In your copy, include no images and return each entry exactly as written.

◆ LISTED RECORDS:
-*-*-
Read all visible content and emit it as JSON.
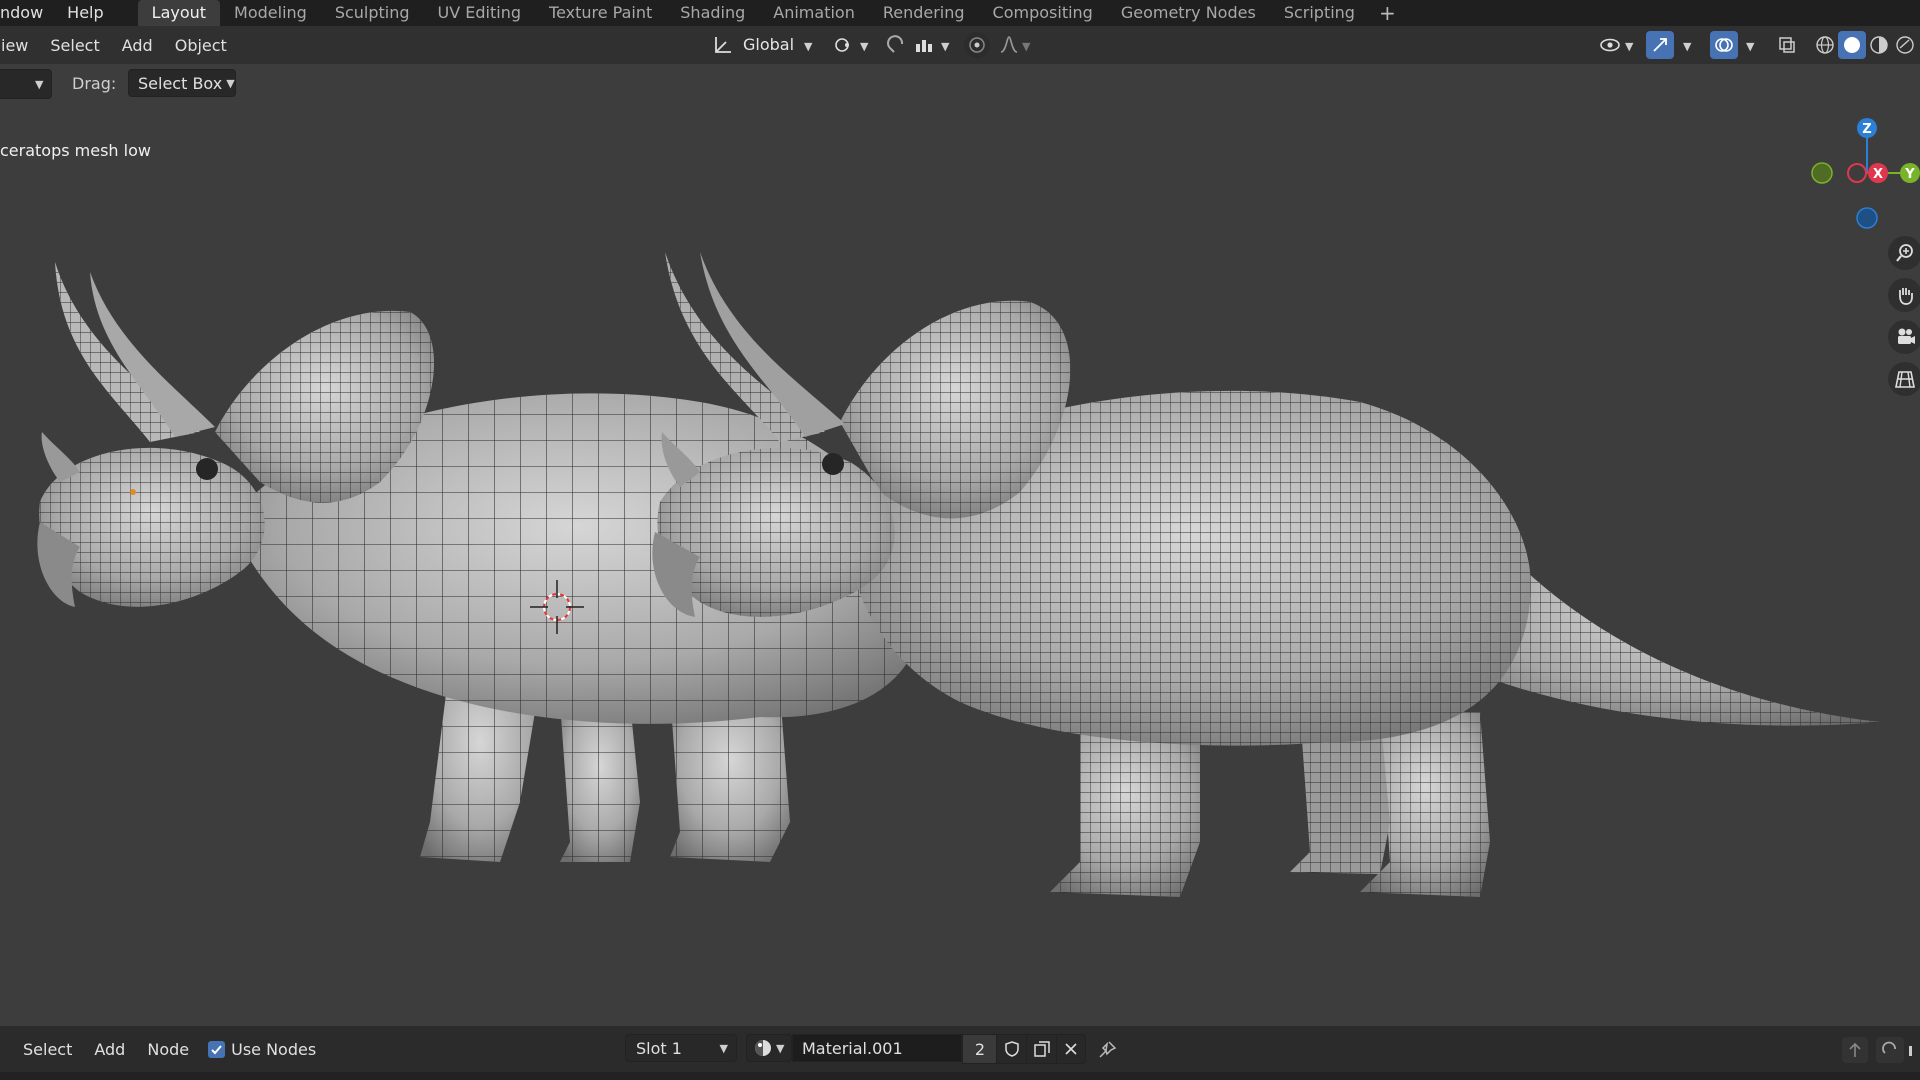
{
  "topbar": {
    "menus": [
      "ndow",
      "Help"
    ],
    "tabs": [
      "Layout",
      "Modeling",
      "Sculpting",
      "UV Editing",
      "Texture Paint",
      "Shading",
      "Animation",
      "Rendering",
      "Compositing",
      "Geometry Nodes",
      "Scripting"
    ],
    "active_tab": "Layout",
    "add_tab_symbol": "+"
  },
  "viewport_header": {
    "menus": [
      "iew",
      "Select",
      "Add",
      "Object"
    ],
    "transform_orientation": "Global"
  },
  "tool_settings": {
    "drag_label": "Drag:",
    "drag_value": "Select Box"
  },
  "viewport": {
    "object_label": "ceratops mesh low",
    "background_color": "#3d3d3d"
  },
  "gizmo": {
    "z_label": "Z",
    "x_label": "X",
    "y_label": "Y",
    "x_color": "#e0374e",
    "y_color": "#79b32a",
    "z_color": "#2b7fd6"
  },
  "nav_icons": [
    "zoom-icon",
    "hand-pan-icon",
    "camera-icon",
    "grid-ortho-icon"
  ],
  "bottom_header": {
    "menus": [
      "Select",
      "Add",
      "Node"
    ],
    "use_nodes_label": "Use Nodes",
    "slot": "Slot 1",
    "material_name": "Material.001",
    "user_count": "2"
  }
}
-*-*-
◆ WRITTEN ANSWER:
Read all visible content and emit it as JSON.
{
  "topbar": {
    "menus": [
      "ndow",
      "Help"
    ],
    "tabs": [
      "Layout",
      "Modeling",
      "Sculpting",
      "UV Editing",
      "Texture Paint",
      "Shading",
      "Animation",
      "Rendering",
      "Compositing",
      "Geometry Nodes",
      "Scripting"
    ],
    "active_tab": "Layout",
    "add_tab_symbol": "+"
  },
  "viewport_header": {
    "menus": [
      "iew",
      "Select",
      "Add",
      "Object"
    ],
    "transform_orientation": "Global"
  },
  "tool_settings": {
    "drag_label": "Drag:",
    "drag_value": "Select Box"
  },
  "viewport": {
    "object_label": "ceratops mesh low",
    "background_color": "#3d3d3d"
  },
  "gizmo": {
    "z_label": "Z",
    "x_label": "X",
    "y_label": "Y",
    "x_color": "#e0374e",
    "y_color": "#79b32a",
    "z_color": "#2b7fd6"
  },
  "nav_icons": [
    "zoom-icon",
    "hand-pan-icon",
    "camera-icon",
    "grid-ortho-icon"
  ],
  "bottom_header": {
    "menus": [
      "Select",
      "Add",
      "Node"
    ],
    "use_nodes_label": "Use Nodes",
    "slot": "Slot 1",
    "material_name": "Material.001",
    "user_count": "2"
  }
}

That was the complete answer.